Jones Law - Protection for Marine Workers
What is the Jones Act?
The importance of law
Thoughts for the law
Commercial Maritime Act of 1920: Section 27B of the Jones Act
The Marine and Jones Act - if you are injured. Here are five things you need to know to protect your rights
The three maritime laws that protect workers are the Jones Act, the Death on the High Siege Act, and the Longshoreman and Harbor Workers' Compensation Act.
The Marine Jones Act was created to protect sailors, sailors (or women) or crew of American ships or other vessels - such as oil rigs - that are injured at sea or while on duty.
The "Death on the High Seas Act" provides shelter for those who have lost a family member at sea, and the law covers anyone who dies in an open-air plane crash.
The Longshoreman and Harbor Workers' Compensation Act is similar to the Maritime and Jones Act, but also includes workers with "land-based" support staff who have been injured on the job.
Under the Jones Act, you have the right to adequate treatment, independent medical care and counseling, sufficient time to fully recover from your injury before returning to work, and adequate payment while you are recovering. You pay your bills.
If you are injured and you believe that you are being protected by the Maritime Jones Act, you must first consult an experienced "Maritime Attorney". Consult them before signing anything, making a statement, or talking to a representative of your employer's insurance company. Most employers are honest and trustworthy, and their main concern is to see that you are all right, however, there are a few things you need to be aware of to protect yourself until you find an experienced maritime law lawyer
1. Report an Injury: As soon as you are injured, you must report it to your supervisor. Do not give a recorded statement unless you have spoken to your Maritime Act attorney and he or she is present. If your employer, his lawyer or insurance representative asks you to provide a recorded statement, tell them that you will be happy to do so when your lawyer appears. What you say now can hurt you later - especially if the person asking you the question is doing it in a way that protects your boss, not you.

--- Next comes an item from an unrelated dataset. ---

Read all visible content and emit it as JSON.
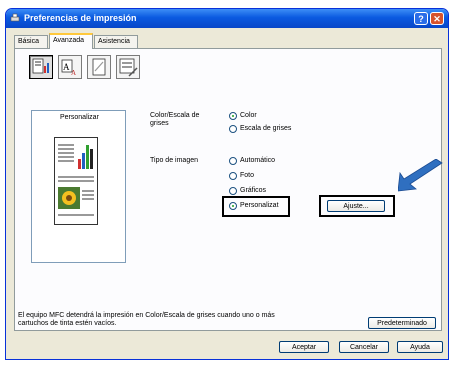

2. Signing anything to receive medical benefits or maintenance payments: In addition to signing the release at the hospital or doctor's office - you agree to allow them to take the steps they deem necessary to provide the appropriate medical care, you do not need to. Signing any statement made by your employer or his representative. Before signing anything else, talk to your own marine law attorney to make sure you are not signing any of your rights under the Jones Act under all "legal-eese".
3. Getting medical care: You don't just have to visit "company" doctors or be under their supervision. You have the right - and always want - to choose a doctor who is comfortable with you, capable of treating your injuries, and who is comfortable with you. Unfortunately, many "company affiliated" medical providers are under pressure to force you to return to work before you are ready, and there have been cases where necessary tests have not been performed (to avoid exposing the true extent of injuries), or where providers' statements and observations support the employer's case. Are written to do so, not you and your injuries.
4. Receiving medical benefits and maintenance payments: In the name of "care and treatment" you are entitled to receive medical care and appropriate support payments to cover your living expenses until you fully recover from your injuries. This is an exception if you were injured when you were "off work" or when you were intentionally hurting yourself. However, if you are told by your employer or his or her advisers that they are refusing to benefit you because you are at fault or your employer is not to blame, you are. Advised to speak with an experienced "Maritime at Attorney" and seek legal advice as soon as possible.
5. Receiving further damages for pain and suffering: By law, you are entitled to receive medical benefits and maintenance support as mentioned earlier. However, if the extent of your injuries and the negligence of your employer or the ship you are working on prove unsafe, you will be eligible for further medical care beyond the maximum medical "correction", a settlement to recover your lost wages - and against future pay. Also - and the loss of "pain and suffering and mental anguish". Again, this is why you need to consult an experienced "marine law lawyer" who can give you competent legal advice on your rights.
Lastly, if you are a sailor, sailor or employee injured on the job, you are entitled to medical care, maintenance payments to help pay your bills, and time to recover from your injury. Don't let anyone try to tell you otherwise. Never sign any legal documents given to you by your employer's representative unless you know your own power of attorney.
It is in your best interest to find a lawyer who has experience in maritime law and who seems competent and thinks in your best interests. Most lawyers will give you free advice without any strings, so use that first interview to ask questions about their background, experience and work process. Make sure you get all the help and protection under the Marine and Jones Act.
Protect yourself and your future. Click here to learn more about your rights under the Marine and Jones Act